Afghan President Ashraf Ghani, in an address to the nation Monday, also called on the insurgent group to “start a serious dialogue with the Afghan government.”

Ghani has made multiple offers to the Taliban to negotiate “anytime anywhere” without any preconditions, but Taliban have rejected his proposals.

Talks between the Taliban and American diplomats started last summer in Doha. In September, Khalilzad was appointed by President Donald Trump to help negotiate an end to the 17-year-long conflict. Since then, he has held several rounds with the Taliban.

In the last round of talks between the two sides in Abu Dhabi in December, the Kabul administration had sent a team led by National Security Adviser Hamdullah Mohib, in hopes that it would meet the Taliban directly. But the Taliban team refused to talk to their fellow Afghans, despite meeting with the Americans.

If Taliban continue to refuse meeting the Afghan government, it could potentially unravel the progress made so far.
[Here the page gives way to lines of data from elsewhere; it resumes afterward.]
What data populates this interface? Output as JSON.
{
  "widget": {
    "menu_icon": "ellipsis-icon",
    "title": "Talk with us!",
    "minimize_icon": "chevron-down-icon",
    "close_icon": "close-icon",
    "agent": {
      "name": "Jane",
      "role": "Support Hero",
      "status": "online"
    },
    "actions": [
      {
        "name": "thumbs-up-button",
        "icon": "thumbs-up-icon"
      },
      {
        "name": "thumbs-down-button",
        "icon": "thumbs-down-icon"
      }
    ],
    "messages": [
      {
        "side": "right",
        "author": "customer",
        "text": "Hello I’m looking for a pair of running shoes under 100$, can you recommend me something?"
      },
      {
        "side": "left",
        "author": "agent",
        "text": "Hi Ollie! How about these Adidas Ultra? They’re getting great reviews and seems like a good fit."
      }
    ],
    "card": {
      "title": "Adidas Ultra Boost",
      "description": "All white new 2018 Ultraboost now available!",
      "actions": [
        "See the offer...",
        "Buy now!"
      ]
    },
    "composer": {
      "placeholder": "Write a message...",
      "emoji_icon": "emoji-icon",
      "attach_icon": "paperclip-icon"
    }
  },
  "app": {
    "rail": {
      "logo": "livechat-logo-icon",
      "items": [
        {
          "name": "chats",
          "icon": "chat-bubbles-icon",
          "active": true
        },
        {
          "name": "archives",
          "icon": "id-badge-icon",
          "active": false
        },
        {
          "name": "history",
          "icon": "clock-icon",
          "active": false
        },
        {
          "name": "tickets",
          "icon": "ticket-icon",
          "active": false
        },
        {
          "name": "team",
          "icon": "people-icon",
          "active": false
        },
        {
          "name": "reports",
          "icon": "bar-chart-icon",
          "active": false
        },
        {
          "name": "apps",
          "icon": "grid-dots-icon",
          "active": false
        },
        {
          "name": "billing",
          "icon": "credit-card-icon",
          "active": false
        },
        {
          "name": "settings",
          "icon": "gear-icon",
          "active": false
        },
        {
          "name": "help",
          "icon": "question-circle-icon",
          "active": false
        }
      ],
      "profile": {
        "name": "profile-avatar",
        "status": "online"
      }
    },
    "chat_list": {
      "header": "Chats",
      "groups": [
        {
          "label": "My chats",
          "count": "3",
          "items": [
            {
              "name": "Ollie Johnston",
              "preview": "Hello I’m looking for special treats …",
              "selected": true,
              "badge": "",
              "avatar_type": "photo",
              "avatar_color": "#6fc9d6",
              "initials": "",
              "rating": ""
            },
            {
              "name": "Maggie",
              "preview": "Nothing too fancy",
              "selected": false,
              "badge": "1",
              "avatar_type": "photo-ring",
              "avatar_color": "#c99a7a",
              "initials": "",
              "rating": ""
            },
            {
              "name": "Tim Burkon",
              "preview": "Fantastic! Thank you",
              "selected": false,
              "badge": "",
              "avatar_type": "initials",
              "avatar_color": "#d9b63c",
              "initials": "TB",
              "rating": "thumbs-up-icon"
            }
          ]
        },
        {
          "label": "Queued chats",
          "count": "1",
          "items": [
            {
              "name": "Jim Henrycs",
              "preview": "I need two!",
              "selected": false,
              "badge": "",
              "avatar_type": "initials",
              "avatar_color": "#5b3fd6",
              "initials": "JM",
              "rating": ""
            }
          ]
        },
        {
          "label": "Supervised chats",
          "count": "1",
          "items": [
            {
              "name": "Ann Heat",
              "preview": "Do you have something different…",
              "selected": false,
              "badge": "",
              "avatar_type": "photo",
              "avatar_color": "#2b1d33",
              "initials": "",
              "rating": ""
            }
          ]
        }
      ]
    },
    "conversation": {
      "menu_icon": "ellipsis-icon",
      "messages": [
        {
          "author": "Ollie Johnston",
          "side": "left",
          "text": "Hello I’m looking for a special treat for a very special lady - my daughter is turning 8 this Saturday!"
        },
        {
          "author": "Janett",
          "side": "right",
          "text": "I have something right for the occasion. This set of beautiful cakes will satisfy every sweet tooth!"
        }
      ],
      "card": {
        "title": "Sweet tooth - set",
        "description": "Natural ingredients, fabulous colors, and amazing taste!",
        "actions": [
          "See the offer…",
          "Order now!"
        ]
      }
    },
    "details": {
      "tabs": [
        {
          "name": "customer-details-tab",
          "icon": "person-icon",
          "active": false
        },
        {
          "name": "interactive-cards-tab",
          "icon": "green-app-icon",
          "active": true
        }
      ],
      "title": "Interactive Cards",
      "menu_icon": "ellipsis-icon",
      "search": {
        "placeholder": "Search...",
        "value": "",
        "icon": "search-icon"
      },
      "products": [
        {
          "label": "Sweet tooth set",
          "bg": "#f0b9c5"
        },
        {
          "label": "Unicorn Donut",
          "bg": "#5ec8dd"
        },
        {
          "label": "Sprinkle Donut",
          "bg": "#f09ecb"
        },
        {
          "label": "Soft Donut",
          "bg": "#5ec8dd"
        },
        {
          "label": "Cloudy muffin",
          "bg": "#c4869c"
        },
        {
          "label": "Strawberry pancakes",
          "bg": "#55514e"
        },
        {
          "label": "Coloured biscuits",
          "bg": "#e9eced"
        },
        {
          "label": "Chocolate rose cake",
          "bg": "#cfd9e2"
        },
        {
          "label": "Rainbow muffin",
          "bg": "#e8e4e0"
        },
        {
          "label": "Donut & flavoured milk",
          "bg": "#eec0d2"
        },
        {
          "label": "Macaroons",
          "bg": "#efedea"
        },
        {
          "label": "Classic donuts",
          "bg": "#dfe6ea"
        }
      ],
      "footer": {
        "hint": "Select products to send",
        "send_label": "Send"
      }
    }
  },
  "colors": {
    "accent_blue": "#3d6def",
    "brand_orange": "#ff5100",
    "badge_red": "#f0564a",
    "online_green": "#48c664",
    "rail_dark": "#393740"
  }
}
“The key for finding the solutions for Afghan problems is at the hands of Afghans now,”Khalilzad said.